Last June, while monsoon was glooming, I went for my first outing since I have moved to Delhi. Fatehpur Sikri.
I was most interested in visiting this ghost town I had heard about!!
I have to say I was a bit disappointed as it is more of a palace, the kind you see a lot in Rajasthan, than a ghost town.
However I really liked the place, it was very big and hardly anyone was visiting it.
It is called a ghost city because it was inhabited for only 13 years (from 1572 to 1585) before being abandoned as water had dried out. I always thought one must be stupid to build a city on a dry place but water had actually been abundant there since pre-historic time…
Talking of water, I loved the master bedroom with the summer bed, on a platform 2 meters high; in summer time, they would fill the floor with water and rose water so that it would cool down and smell good!
Fatehpur Sikri was the “first planned city of the Mughals” and the residence of the Mughal Emperor Akbar (son of Humayun, grandson of Babur the first Mughal Emperor). He had “shifted his residence and court from Agra to Sikri to honour the Sufi Saint Sheikh Salim Chishti, who resided here (in a cavern on the ridge).”
So there are two parts to visit: the palace and the religious courtyard with the tomb of the saint which is super famous.
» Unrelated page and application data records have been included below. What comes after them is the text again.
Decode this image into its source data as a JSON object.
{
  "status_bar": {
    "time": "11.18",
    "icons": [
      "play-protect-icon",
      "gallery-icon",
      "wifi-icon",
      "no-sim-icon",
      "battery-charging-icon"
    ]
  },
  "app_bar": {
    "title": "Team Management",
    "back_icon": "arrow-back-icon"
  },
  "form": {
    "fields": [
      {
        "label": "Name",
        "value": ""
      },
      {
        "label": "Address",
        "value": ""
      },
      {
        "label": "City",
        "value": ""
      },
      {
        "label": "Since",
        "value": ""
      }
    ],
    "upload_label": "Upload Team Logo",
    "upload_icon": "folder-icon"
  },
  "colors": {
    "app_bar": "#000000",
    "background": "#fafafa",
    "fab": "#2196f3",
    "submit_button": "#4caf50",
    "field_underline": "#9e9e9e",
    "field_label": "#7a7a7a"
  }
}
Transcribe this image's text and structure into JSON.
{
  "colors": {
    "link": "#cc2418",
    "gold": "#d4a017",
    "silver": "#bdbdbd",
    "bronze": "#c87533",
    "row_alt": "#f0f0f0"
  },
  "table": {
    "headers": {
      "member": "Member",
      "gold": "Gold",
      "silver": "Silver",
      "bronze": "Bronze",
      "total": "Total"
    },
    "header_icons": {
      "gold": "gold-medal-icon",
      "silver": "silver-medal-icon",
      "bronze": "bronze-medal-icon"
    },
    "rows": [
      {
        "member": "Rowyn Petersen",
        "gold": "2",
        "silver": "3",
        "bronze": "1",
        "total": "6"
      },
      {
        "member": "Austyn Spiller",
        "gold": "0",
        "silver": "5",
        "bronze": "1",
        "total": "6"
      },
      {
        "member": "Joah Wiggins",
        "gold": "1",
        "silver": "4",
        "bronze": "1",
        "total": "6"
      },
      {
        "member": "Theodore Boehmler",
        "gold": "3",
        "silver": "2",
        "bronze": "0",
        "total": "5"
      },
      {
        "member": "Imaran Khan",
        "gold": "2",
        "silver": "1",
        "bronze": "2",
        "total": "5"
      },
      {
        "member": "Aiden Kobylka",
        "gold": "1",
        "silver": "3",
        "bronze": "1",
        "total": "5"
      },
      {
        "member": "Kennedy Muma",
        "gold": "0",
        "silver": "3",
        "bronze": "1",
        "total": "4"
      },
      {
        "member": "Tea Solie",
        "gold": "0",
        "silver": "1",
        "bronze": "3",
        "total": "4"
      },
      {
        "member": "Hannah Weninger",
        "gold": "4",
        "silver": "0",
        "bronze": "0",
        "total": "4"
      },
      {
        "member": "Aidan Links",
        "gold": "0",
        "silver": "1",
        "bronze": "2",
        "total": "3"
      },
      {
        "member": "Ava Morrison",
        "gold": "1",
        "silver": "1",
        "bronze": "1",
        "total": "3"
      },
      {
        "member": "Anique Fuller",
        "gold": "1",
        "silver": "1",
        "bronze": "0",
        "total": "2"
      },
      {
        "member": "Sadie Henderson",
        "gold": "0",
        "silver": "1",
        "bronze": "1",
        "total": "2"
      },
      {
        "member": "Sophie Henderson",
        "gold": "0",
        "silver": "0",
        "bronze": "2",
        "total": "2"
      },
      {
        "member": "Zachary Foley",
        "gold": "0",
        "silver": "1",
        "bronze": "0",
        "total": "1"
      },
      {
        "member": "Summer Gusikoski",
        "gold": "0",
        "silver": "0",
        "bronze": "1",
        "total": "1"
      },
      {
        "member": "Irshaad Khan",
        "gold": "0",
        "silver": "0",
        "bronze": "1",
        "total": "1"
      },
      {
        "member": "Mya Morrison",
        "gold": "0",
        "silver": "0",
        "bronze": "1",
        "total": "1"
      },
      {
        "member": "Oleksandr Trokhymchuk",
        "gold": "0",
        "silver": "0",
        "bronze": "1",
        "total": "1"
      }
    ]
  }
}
It is said that if you go there, place a piece of cloth on the tomb, throw rose petals, make three wishes and tie a thread on the window, your wishes will come true. Legend has it that this is how Carla Bruni got her baby!!
Akbar was a great Emperor, illiterate but cultivated and ultra-tolerant.
As his Muslim ancestors before him, he had to fight the Rajputs (Hindus), who were dangerous but not unified. “Make love not war”: Akbar married the daughter of a Rajput King (from Amber) – she was offered to him as her father was seeking protection of Akbar against his peers who wanted to take his throne. “Akbar followed the same feudal policy toward the other Rajput chiefs. They were allowed to hold their ancestral territories, provided that they acknowledged Akbar as emperor, paid tribute, supplied troops when required, and concluded a marriage alliance with him.” “In total, Akbar had 36 wives of various ethnic and religious backgrounds.”
“Probably even more importantly to his ordinary subjects, Akbar repealed a special tax placed on Hindu pilgrims who visited sacred sites, and completely repealed the jizya, or yearly tax on non-Muslims. What he lost in revenue by these acts, he more than regained in good-will from the Hindu majority of his subjects.”
|Fatehpur Sikri, UP - June 2012|